For those historical societies that hold regular meetings and special presentations, there’s always the challenge of finding speakers that are articulate, prepared, and handle subjects that appeal to most of your regular member attendees. Filling the schedule can be a really difficult and stressful task for the board member responsible for “booking talent.”
My own Upper Milford Historical Society learned recently that perhaps the most interesting and engaging meetings can occur simply by inviting members of the neighborhood and society to talk about what it was like growing up, going to school, working, buying, and restoring a house, and more in our own hometown. We did just that, and were quite entertained as several people told incredible stories that got the entire audience involved. Some of the stories told became richer when members of the audience joined in, filling in the blanks and giving a deeper understanding of how life was lived in decades past. The first such meeting of this kind was so popular that it ran close to 2.5 hours, much longer than had been typical. Everyone in the room was engaged and attentive, and the comments we’ve received over a month later have been glowing. Yes, we’re prepping to do it again at the next meeting.

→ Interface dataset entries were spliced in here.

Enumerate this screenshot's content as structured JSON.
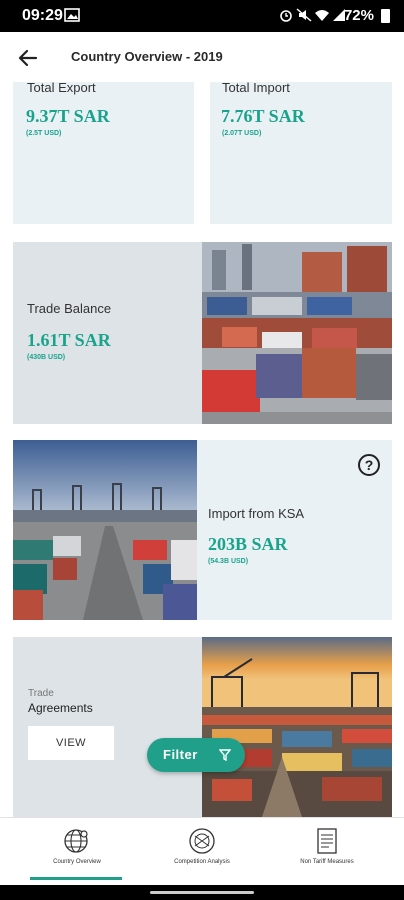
{
  "status_bar": {
    "time": "09:29",
    "battery": "72%"
  },
  "header": {
    "title": "Country Overview - 2019"
  },
  "cards": {
    "total_export": {
      "label": "Total Export",
      "value": "9.37T SAR",
      "sub": "(2.5T USD)"
    },
    "total_import": {
      "label": "Total Import",
      "value": "7.76T SAR",
      "sub": "(2.07T USD)"
    },
    "trade_balance": {
      "label": "Trade Balance",
      "value": "1.61T SAR",
      "sub": "(430B USD)"
    },
    "import_from_ksa": {
      "label": "Import from KSA",
      "value": "203B SAR",
      "sub": "(54.3B USD)"
    },
    "trade_agreements": {
      "label_small": "Trade",
      "label": "Agreements",
      "button": "VIEW"
    }
  },
  "filter": {
    "label": "Filter"
  },
  "bottom_nav": {
    "items": [
      {
        "label": "Country Overview",
        "icon": "globe-icon"
      },
      {
        "label": "Competition Analysis",
        "icon": "competition-icon"
      },
      {
        "label": "Non Tariff Measures",
        "icon": "document-icon"
      }
    ]
  },
  "colors": {
    "accent": "#20a08a",
    "card_light": "#eaf1f5",
    "card_grey": "#dde3e7"
  }
}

In preparation for these types of meetings, I strongly suggest that you bring together the planned presenters for a rehearsal, going over the subjects to cover and the timing of how the event should go. Expect things to change when the presentations start, so let that spontaneity happen because that’s part of how to keep the excitement going. You may be surprised at what audience members have to contribute! Don’t try to cram too many presenters and subjects into a single night’s session. You don’t want to cut anyone off just because you’ve got too much to cover.
Let me know if your historical society found a winning formula for your membership meetings. I’d be happy to share your successes and failures in future blog posts.